:: Records for the exercise ::
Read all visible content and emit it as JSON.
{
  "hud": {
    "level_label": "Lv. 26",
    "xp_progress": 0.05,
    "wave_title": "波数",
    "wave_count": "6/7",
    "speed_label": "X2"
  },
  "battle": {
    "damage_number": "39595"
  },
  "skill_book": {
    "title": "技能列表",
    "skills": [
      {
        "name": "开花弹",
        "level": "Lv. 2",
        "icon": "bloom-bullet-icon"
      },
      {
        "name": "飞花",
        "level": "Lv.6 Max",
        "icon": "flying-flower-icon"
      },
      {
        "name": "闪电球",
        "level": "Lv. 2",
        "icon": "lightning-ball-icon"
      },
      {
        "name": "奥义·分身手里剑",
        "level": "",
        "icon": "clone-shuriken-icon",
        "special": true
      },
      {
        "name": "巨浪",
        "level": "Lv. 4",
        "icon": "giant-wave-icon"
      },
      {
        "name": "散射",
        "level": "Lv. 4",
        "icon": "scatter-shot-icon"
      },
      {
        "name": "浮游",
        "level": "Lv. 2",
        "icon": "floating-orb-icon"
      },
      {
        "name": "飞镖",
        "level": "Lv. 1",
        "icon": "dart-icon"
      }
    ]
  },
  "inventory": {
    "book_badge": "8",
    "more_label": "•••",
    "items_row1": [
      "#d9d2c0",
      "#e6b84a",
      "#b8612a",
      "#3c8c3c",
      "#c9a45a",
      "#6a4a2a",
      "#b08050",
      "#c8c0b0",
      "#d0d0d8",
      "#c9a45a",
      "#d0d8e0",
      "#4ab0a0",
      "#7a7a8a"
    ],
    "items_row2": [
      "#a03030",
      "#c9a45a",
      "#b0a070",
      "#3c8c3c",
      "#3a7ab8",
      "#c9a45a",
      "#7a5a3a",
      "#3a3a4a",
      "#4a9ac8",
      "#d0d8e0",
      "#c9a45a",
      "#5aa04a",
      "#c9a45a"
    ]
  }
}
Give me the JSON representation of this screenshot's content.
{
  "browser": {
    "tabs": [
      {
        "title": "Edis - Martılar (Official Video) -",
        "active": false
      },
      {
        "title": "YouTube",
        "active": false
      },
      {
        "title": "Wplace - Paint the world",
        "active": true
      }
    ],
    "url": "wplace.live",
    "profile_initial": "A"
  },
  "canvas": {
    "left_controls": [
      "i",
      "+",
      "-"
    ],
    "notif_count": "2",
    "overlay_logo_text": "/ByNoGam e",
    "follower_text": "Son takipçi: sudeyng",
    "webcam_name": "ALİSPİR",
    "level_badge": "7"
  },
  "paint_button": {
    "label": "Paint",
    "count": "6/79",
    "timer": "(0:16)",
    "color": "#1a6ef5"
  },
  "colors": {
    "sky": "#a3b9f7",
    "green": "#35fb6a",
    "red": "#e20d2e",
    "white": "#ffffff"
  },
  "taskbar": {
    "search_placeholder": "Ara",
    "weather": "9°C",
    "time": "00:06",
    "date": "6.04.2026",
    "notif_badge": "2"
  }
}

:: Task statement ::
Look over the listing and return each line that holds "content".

:: Response to this task ::
Read all visible content and emit it as JSON.
Give me the JSON representation of this screenshot's content.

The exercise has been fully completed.